#### PROBLEM TO WORK ON:
Each word in the data below should be copied exactly; the images should not.

#### SOURCE MATERIAL:
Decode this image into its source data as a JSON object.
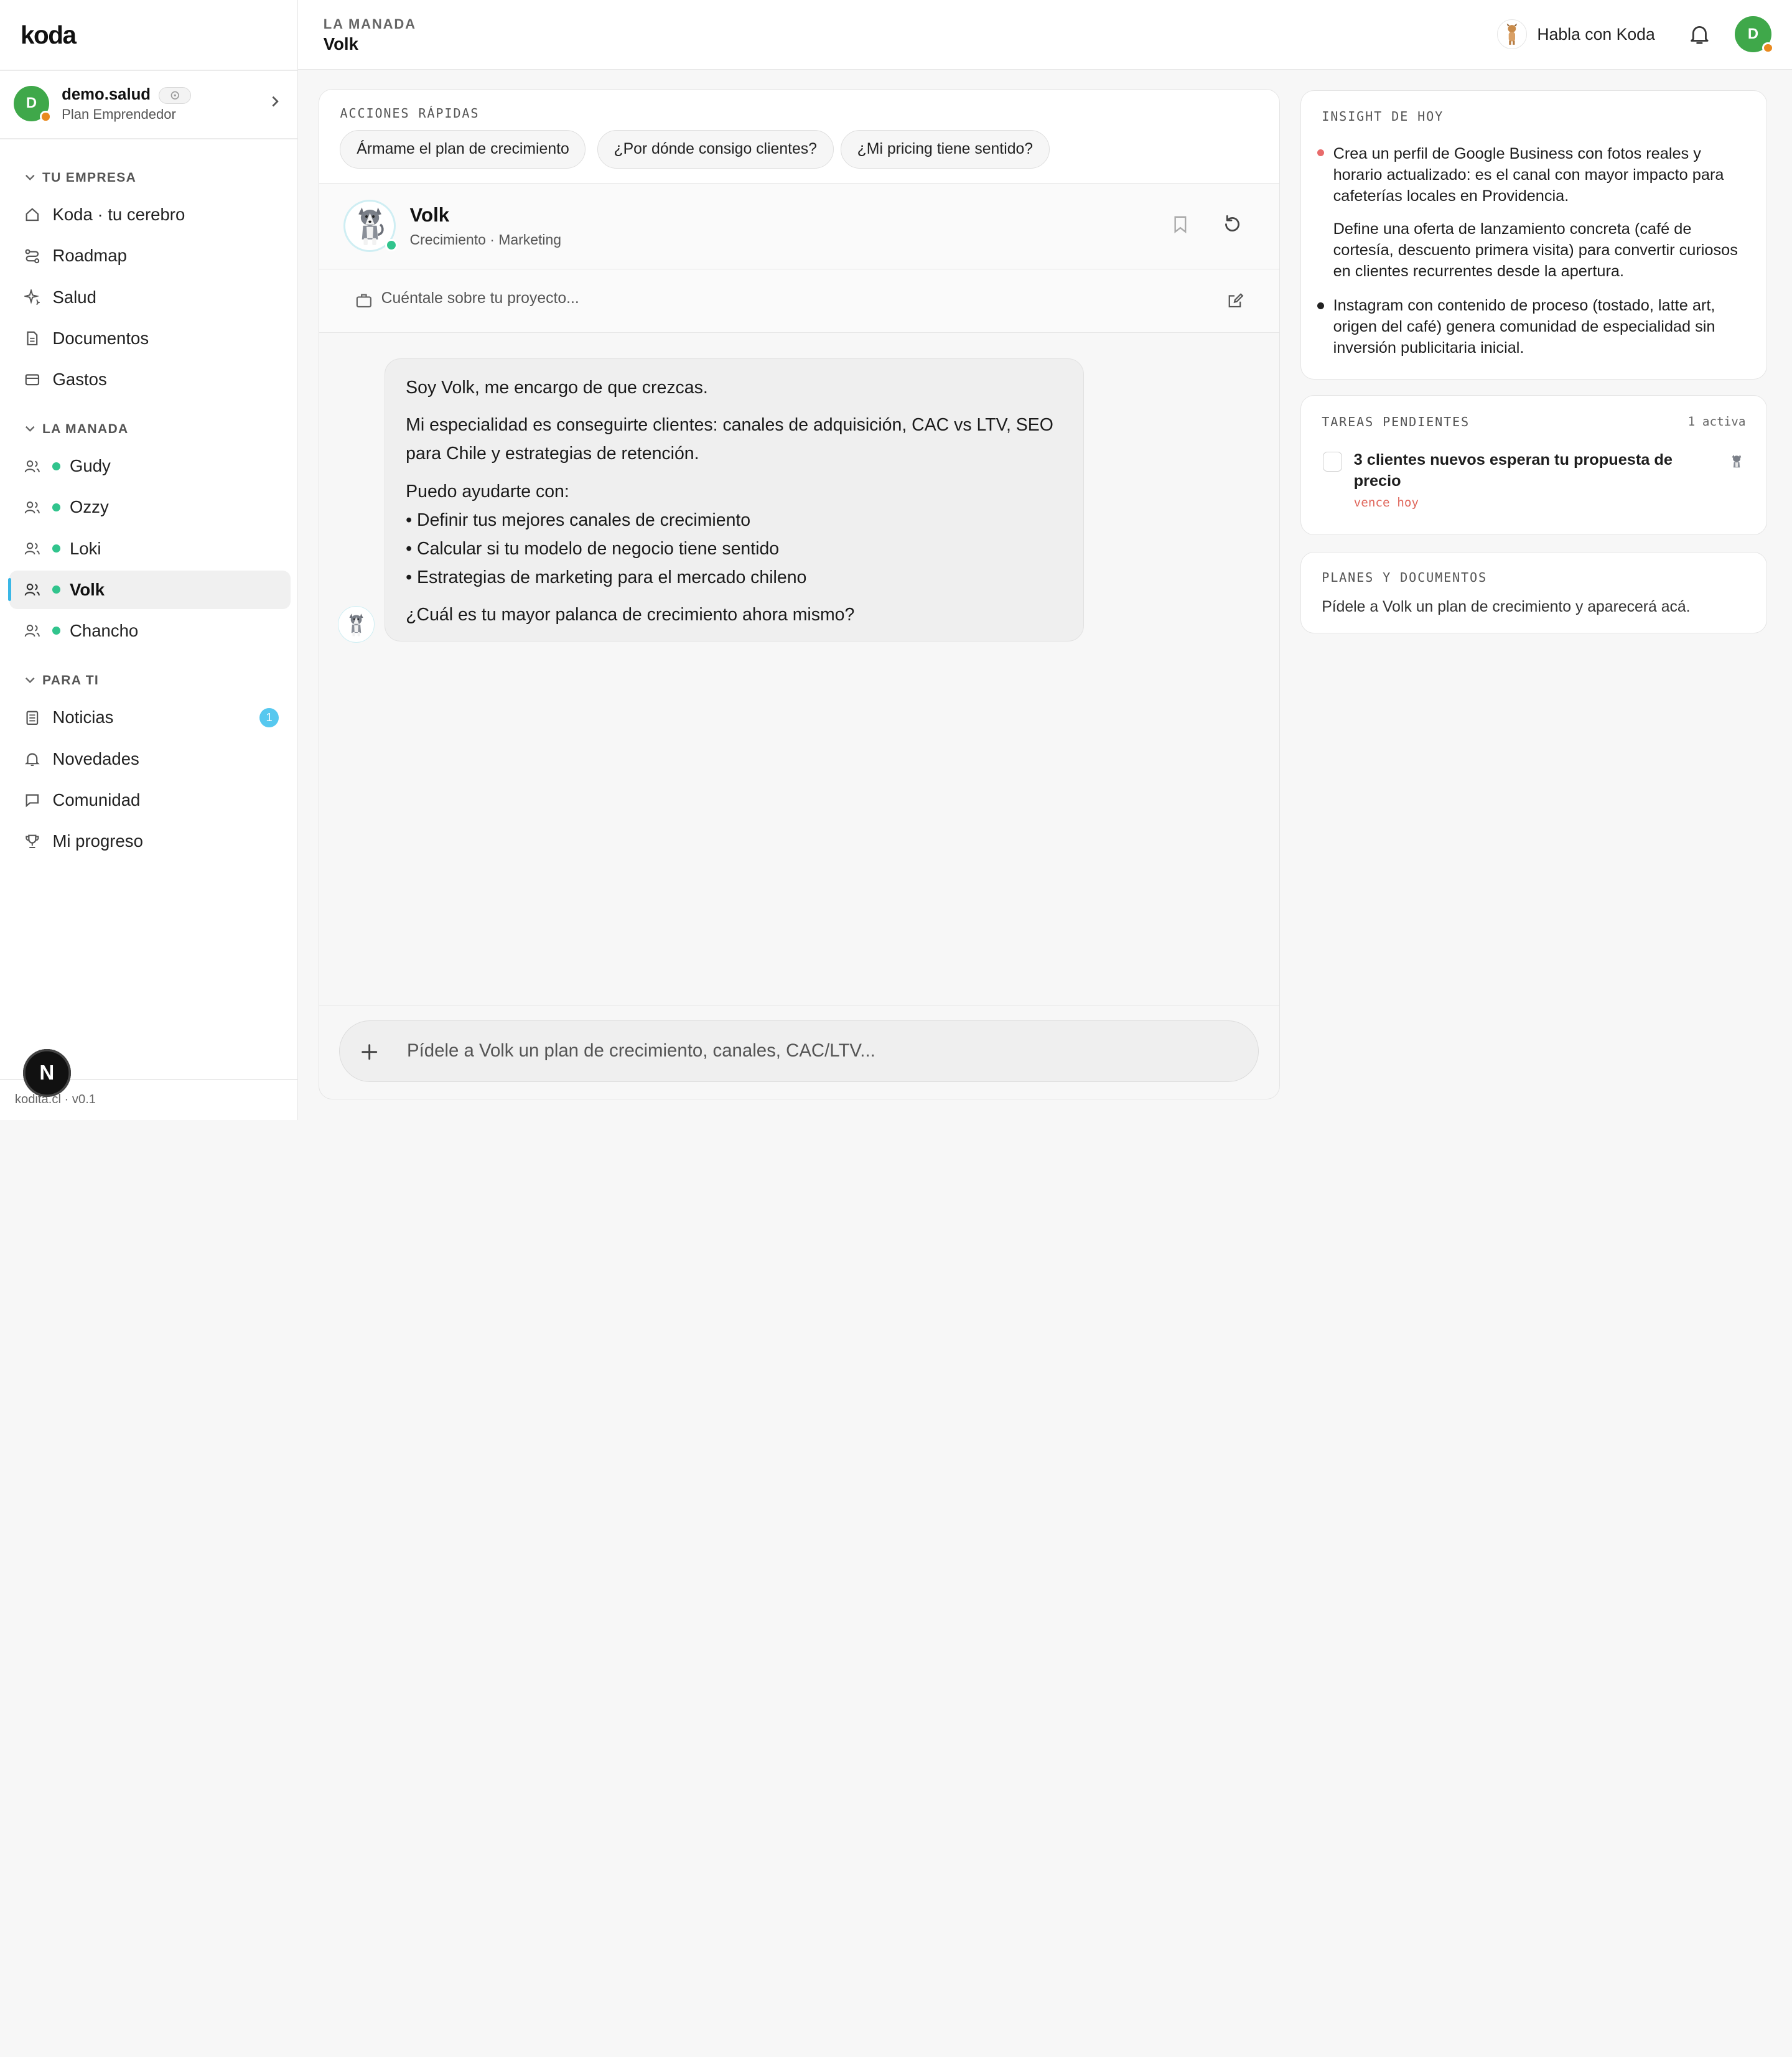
{
  "sidebar": {
    "logo": "koda",
    "account": {
      "initial": "D",
      "name": "demo.salud",
      "plan": "Plan Emprendedor"
    },
    "sections": [
      {
        "label": "TU EMPRESA",
        "items": [
          {
            "label": "Koda · tu cerebro",
            "icon": "home-icon"
          },
          {
            "label": "Roadmap",
            "icon": "roadmap-icon"
          },
          {
            "label": "Salud",
            "icon": "sparkle-icon"
          },
          {
            "label": "Documentos",
            "icon": "document-icon"
          },
          {
            "label": "Gastos",
            "icon": "wallet-icon"
          }
        ]
      },
      {
        "label": "LA MANADA",
        "items": [
          {
            "label": "Gudy",
            "icon": "users-icon"
          },
          {
            "label": "Ozzy",
            "icon": "users-icon"
          },
          {
            "label": "Loki",
            "icon": "users-icon"
          },
          {
            "label": "Volk",
            "icon": "users-icon",
            "active": true
          },
          {
            "label": "Chancho",
            "icon": "users-icon"
          }
        ]
      },
      {
        "label": "PARA TI",
        "items": [
          {
            "label": "Noticias",
            "icon": "newspaper-icon",
            "count": "1"
          },
          {
            "label": "Novedades",
            "icon": "bell-icon"
          },
          {
            "label": "Comunidad",
            "icon": "chat-icon"
          },
          {
            "label": "Mi progreso",
            "icon": "trophy-icon"
          }
        ]
      }
    ],
    "footer": "kodita.cl · v0.1",
    "dev_badge": "N"
  },
  "header": {
    "crumb": "LA MANADA",
    "title": "Volk",
    "talk_label": "Habla con Koda",
    "avatar_initial": "D"
  },
  "quick_actions": {
    "label": "ACCIONES RÁPIDAS",
    "chips": [
      "Ármame el plan de crecimiento",
      "¿Por dónde consigo clientes?",
      "¿Mi pricing tiene sentido?"
    ]
  },
  "agent": {
    "name": "Volk",
    "subtitle": "Crecimiento · Marketing",
    "project_prompt": "Cuéntale sobre tu proyecto..."
  },
  "message": {
    "intro": "Soy Volk, me encargo de que crezcas.",
    "specialty": "Mi especialidad es conseguirte clientes: canales de adquisición, CAC vs LTV, SEO para Chile y estrategias de retención.",
    "help_heading": "Puedo ayudarte con:",
    "help_items": [
      "• Definir tus mejores canales de crecimiento",
      "• Calcular si tu modelo de negocio tiene sentido",
      "• Estrategias de marketing para el mercado chileno"
    ],
    "question": "¿Cuál es tu mayor palanca de crecimiento ahora mismo?"
  },
  "composer": {
    "placeholder": "Pídele a Volk un plan de crecimiento, canales, CAC/LTV..."
  },
  "insight": {
    "label": "INSIGHT DE HOY",
    "items": [
      "Crea un perfil de Google Business con fotos reales y horario actualizado: es el canal con mayor impacto para cafeterías locales en Providencia.",
      "Define una oferta de lanzamiento concreta (café de cortesía, descuento primera visita) para convertir curiosos en clientes recurrentes desde la apertura.",
      "Instagram con contenido de proceso (tostado, latte art, origen del café) genera comunidad de especialidad sin inversión publicitaria inicial."
    ]
  },
  "tasks": {
    "label": "TAREAS PENDIENTES",
    "count": "1 activa",
    "items": [
      {
        "title": "3 clientes nuevos esperan tu propuesta de precio",
        "due": "vence hoy"
      }
    ]
  },
  "plans": {
    "label": "PLANES Y DOCUMENTOS",
    "empty": "Pídele a Volk un plan de crecimiento y aparecerá acá."
  },
  "colors": {
    "accent": "#3ab7e6",
    "online": "#31c48d",
    "avatar": "#3fa84a",
    "status_dot": "#e98a1f",
    "danger": "#e0675c"
  }
}
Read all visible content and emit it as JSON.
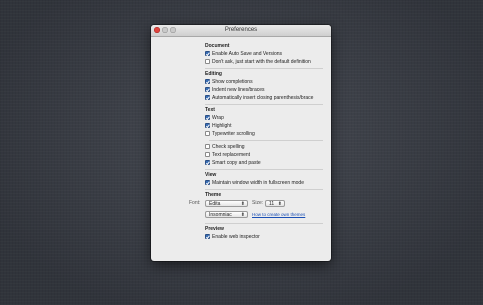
{
  "window": {
    "title": "Preferences"
  },
  "sections": {
    "document": {
      "title": "Document",
      "items": [
        {
          "label": "Enable Auto Save and Versions",
          "checked": true
        },
        {
          "label": "Don't ask, just start with the default definition",
          "checked": false
        }
      ]
    },
    "editing": {
      "title": "Editing",
      "items": [
        {
          "label": "Show completions",
          "checked": true
        },
        {
          "label": "Indent new lines/braces",
          "checked": true
        },
        {
          "label": "Automatically insert closing parenthesis/brace",
          "checked": true
        }
      ]
    },
    "text": {
      "title": "Text",
      "items": [
        {
          "label": "Wrap",
          "checked": true
        },
        {
          "label": "Highlight",
          "checked": true
        },
        {
          "label": "Typewriter scrolling",
          "checked": false
        },
        {
          "label": "Check spelling",
          "checked": false
        },
        {
          "label": "Text replacement",
          "checked": false
        },
        {
          "label": "Smart copy and paste",
          "checked": true
        }
      ]
    },
    "view": {
      "title": "View",
      "items": [
        {
          "label": "Maintain window width in fullscreen mode",
          "checked": true
        }
      ]
    },
    "theme": {
      "title": "Theme",
      "font_label": "Font:",
      "font_value": "Edita",
      "size_label": "Size:",
      "size_value": "11",
      "theme_value": "Insomniac",
      "create_link": "How to create own themes"
    },
    "preview": {
      "title": "Preview",
      "items": [
        {
          "label": "Enable web inspector",
          "checked": true
        }
      ]
    }
  },
  "colors": {
    "desktop": "#3b3f48",
    "window_bg": "#ececec",
    "check_blue": "#3b6fb5",
    "link": "#1a4fb5"
  }
}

#### ANSWER SECTION:
Decode this image into its source data as a JSON object.
{
  "sidebar": {
    "logo": "koda",
    "account": {
      "initial": "D",
      "name": "demo.salud",
      "plan": "Plan Emprendedor"
    },
    "sections": [
      {
        "label": "TU EMPRESA",
        "items": [
          {
            "label": "Koda · tu cerebro",
            "icon": "home-icon"
          },
          {
            "label": "Roadmap",
            "icon": "roadmap-icon"
          },
          {
            "label": "Salud",
            "icon": "sparkle-icon"
          },
          {
            "label": "Documentos",
            "icon": "document-icon"
          },
          {
            "label": "Gastos",
            "icon": "wallet-icon"
          }
        ]
      },
      {
        "label": "LA MANADA",
        "items": [
          {
            "label": "Gudy",
            "icon": "users-icon"
          },
          {
            "label": "Ozzy",
            "icon": "users-icon"
          },
          {
            "label": "Loki",
            "icon": "users-icon"
          },
          {
            "label": "Volk",
            "icon": "users-icon",
            "active": true
          },
          {
            "label": "Chancho",
            "icon": "users-icon"
          }
        ]
      },
      {
        "label": "PARA TI",
        "items": [
          {
            "label": "Noticias",
            "icon": "newspaper-icon",
            "count": "1"
          },
          {
            "label": "Novedades",
            "icon": "bell-icon"
          },
          {
            "label": "Comunidad",
            "icon": "chat-icon"
          },
          {
            "label": "Mi progreso",
            "icon": "trophy-icon"
          }
        ]
      }
    ],
    "footer": "kodita.cl · v0.1",
    "dev_badge": "N"
  },
  "header": {
    "crumb": "LA MANADA",
    "title": "Volk",
    "talk_label": "Habla con Koda",
    "avatar_initial": "D"
  },
  "quick_actions": {
    "label": "ACCIONES RÁPIDAS",
    "chips": [
      "Ármame el plan de crecimiento",
      "¿Por dónde consigo clientes?",
      "¿Mi pricing tiene sentido?"
    ]
  },
  "agent": {
    "name": "Volk",
    "subtitle": "Crecimiento · Marketing",
    "project_prompt": "Cuéntale sobre tu proyecto..."
  },
  "message": {
    "intro": "Soy Volk, me encargo de que crezcas.",
    "specialty": "Mi especialidad es conseguirte clientes: canales de adquisición, CAC vs LTV, SEO para Chile y estrategias de retención.",
    "help_heading": "Puedo ayudarte con:",
    "help_items": [
      "• Definir tus mejores canales de crecimiento",
      "• Calcular si tu modelo de negocio tiene sentido",
      "• Estrategias de marketing para el mercado chileno"
    ],
    "question": "¿Cuál es tu mayor palanca de crecimiento ahora mismo?"
  },
  "composer": {
    "placeholder": "Pídele a Volk un plan de crecimiento, canales, CAC/LTV..."
  },
  "insight": {
    "label": "INSIGHT DE HOY",
    "items": [
      "Crea un perfil de Google Business con fotos reales y horario actualizado: es el canal con mayor impacto para cafeterías locales en Providencia.",
      "Define una oferta de lanzamiento concreta (café de cortesía, descuento primera visita) para convertir curiosos en clientes recurrentes desde la apertura.",
      "Instagram con contenido de proceso (tostado, latte art, origen del café) genera comunidad de especialidad sin inversión publicitaria inicial."
    ]
  },
  "tasks": {
    "label": "TAREAS PENDIENTES",
    "count": "1 activa",
    "items": [
      {
        "title": "3 clientes nuevos esperan tu propuesta de precio",
        "due": "vence hoy"
      }
    ]
  },
  "plans": {
    "label": "PLANES Y DOCUMENTOS",
    "empty": "Pídele a Volk un plan de crecimiento y aparecerá acá."
  },
  "colors": {
    "accent": "#3ab7e6",
    "online": "#31c48d",
    "avatar": "#3fa84a",
    "status_dot": "#e98a1f",
    "danger": "#e0675c"
  }
}
Read all visible content and emit it as JSON.
{
  "window": {
    "title": "Preferences"
  },
  "sections": {
    "document": {
      "title": "Document",
      "items": [
        {
          "label": "Enable Auto Save and Versions",
          "checked": true
        },
        {
          "label": "Don't ask, just start with the default definition",
          "checked": false
        }
      ]
    },
    "editing": {
      "title": "Editing",
      "items": [
        {
          "label": "Show completions",
          "checked": true
        },
        {
          "label": "Indent new lines/braces",
          "checked": true
        },
        {
          "label": "Automatically insert closing parenthesis/brace",
          "checked": true
        }
      ]
    },
    "text": {
      "title": "Text",
      "items": [
        {
          "label": "Wrap",
          "checked": true
        },
        {
          "label": "Highlight",
          "checked": true
        },
        {
          "label": "Typewriter scrolling",
          "checked": false
        },
        {
          "label": "Check spelling",
          "checked": false
        },
        {
          "label": "Text replacement",
          "checked": false
        },
        {
          "label": "Smart copy and paste",
          "checked": true
        }
      ]
    },
    "view": {
      "title": "View",
      "items": [
        {
          "label": "Maintain window width in fullscreen mode",
          "checked": true
        }
      ]
    },
    "theme": {
      "title": "Theme",
      "font_label": "Font:",
      "font_value": "Edita",
      "size_label": "Size:",
      "size_value": "11",
      "theme_value": "Insomniac",
      "create_link": "How to create own themes"
    },
    "preview": {
      "title": "Preview",
      "items": [
        {
          "label": "Enable web inspector",
          "checked": true
        }
      ]
    }
  },
  "colors": {
    "desktop": "#3b3f48",
    "window_bg": "#ececec",
    "check_blue": "#3b6fb5",
    "link": "#1a4fb5"
  }
}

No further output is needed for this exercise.